In his New York Times op-ed, Warren Buffett declares that it's a great time to purchase stock in American companies. This is an exceptional statement for several reasons.
First, Buffet will likely be a very serious voice in an Obama presidency on economic matters, although I'd be surprised if he had a formal job. At his age and with his schedule, I can't imagine he'd be interested unless told that he was indispensable in the job. Still, as someone who issued warnings several years ago, he has a great deal of credibility.
Next, it's also significant because Buffett's never been a big stock guy:
I’ve been buying American stocks. This is my personal account I’m talking about, in which I previously owned nothing but United States government bonds. (This description leaves aside my Berkshire Hathaway holdings, which are all committed to philanthropy.) If prices keep looking attractive, my non-Berkshire net worth will soon be 100 percent in United States equities.Most interesting is his reasoning. It's not out of "patriotism." No. It's sheer greed:

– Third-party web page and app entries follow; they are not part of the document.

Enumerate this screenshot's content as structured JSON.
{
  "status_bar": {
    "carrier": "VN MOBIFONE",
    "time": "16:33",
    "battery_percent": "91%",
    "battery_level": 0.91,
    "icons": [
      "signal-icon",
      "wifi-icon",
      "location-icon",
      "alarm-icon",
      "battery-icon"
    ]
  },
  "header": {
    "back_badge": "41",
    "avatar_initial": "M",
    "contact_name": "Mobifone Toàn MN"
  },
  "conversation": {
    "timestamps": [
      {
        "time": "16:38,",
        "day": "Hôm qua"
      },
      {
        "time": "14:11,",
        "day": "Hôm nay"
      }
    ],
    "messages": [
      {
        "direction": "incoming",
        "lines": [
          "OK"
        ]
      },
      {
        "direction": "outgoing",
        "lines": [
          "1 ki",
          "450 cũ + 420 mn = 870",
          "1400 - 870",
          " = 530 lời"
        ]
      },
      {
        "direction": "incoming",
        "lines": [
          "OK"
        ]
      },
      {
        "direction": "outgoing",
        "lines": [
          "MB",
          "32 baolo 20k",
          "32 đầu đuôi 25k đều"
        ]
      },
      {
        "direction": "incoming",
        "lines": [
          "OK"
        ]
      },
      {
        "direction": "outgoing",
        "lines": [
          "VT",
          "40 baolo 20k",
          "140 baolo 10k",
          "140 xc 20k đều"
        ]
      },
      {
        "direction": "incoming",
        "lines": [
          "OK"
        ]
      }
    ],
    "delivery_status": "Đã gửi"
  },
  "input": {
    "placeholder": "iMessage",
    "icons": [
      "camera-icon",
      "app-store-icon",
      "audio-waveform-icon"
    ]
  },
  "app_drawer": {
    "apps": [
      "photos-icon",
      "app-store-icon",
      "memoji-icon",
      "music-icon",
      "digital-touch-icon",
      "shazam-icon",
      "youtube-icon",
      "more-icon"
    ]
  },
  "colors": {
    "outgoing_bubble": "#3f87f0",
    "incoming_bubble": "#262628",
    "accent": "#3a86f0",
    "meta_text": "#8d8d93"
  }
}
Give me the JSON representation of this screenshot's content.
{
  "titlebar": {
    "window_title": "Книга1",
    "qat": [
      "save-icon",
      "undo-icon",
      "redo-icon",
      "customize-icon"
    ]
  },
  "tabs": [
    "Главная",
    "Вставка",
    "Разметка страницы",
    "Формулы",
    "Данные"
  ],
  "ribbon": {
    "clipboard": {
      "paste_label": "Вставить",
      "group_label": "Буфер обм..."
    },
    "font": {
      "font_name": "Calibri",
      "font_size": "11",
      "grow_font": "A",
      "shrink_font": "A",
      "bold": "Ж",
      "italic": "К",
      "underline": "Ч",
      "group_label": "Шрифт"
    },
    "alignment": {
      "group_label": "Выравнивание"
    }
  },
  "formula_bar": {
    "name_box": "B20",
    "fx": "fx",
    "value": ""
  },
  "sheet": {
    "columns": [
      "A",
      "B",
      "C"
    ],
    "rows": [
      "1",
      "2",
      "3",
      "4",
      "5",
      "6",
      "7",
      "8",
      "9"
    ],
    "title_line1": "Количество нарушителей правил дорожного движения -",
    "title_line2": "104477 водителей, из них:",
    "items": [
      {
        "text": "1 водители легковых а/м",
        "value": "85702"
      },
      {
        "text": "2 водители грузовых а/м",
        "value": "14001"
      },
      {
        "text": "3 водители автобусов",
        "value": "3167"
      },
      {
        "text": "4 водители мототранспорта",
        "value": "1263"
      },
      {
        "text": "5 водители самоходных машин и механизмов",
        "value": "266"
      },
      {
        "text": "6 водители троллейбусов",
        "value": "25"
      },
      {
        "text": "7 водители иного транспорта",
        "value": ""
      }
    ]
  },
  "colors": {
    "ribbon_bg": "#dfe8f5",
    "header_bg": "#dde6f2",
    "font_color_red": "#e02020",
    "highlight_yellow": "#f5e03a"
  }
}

A simple rule dictates my buying: Be fearful when others are greedy, and be greedy when others are fearful...fears regarding the long-term prosperity of the nation’s many sound companies make no sense. These businesses will indeed suffer earnings hiccups, as they always have. But most major companies will be setting new profit records 5, 10 and 20 years from now.In short, he expects to earn a LOT of money on others' fear and inability to bear risk. He concludes by noting that those who wait for signs of recovery will be too late:
In waiting for the comfort of good news, they are ignoring Wayne Gretzky’s advice: “I skate to where the puck is going to be, not to where it has been.”